(Source records Opens)
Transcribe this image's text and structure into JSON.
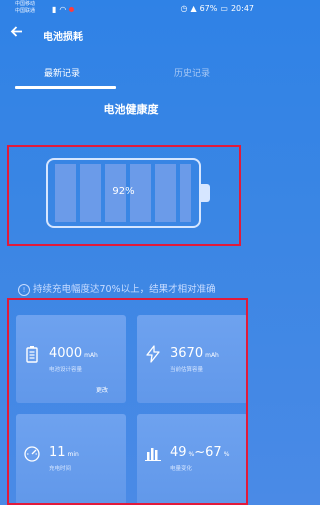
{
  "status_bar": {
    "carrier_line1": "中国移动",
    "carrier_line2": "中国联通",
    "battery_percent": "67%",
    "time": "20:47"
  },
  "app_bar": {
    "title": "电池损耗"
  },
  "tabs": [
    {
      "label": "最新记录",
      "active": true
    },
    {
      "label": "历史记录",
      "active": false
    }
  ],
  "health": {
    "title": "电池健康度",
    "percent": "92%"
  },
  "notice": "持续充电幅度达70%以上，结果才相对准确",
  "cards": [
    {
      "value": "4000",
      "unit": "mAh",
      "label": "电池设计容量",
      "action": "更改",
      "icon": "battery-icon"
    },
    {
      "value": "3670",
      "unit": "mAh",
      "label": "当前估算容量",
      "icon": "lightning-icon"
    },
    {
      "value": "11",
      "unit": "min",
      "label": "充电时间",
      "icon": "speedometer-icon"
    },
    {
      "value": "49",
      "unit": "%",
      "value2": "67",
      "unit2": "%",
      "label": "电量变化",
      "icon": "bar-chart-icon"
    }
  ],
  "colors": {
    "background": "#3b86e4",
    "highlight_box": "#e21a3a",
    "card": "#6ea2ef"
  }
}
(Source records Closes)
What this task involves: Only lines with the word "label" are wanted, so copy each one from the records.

Task response:
      "label": "最新记录",
      "label": "历史记录",
      "label": "电池设计容量",
      "label": "当前估算容量",
      "label": "充电时间",
      "label": "电量变化",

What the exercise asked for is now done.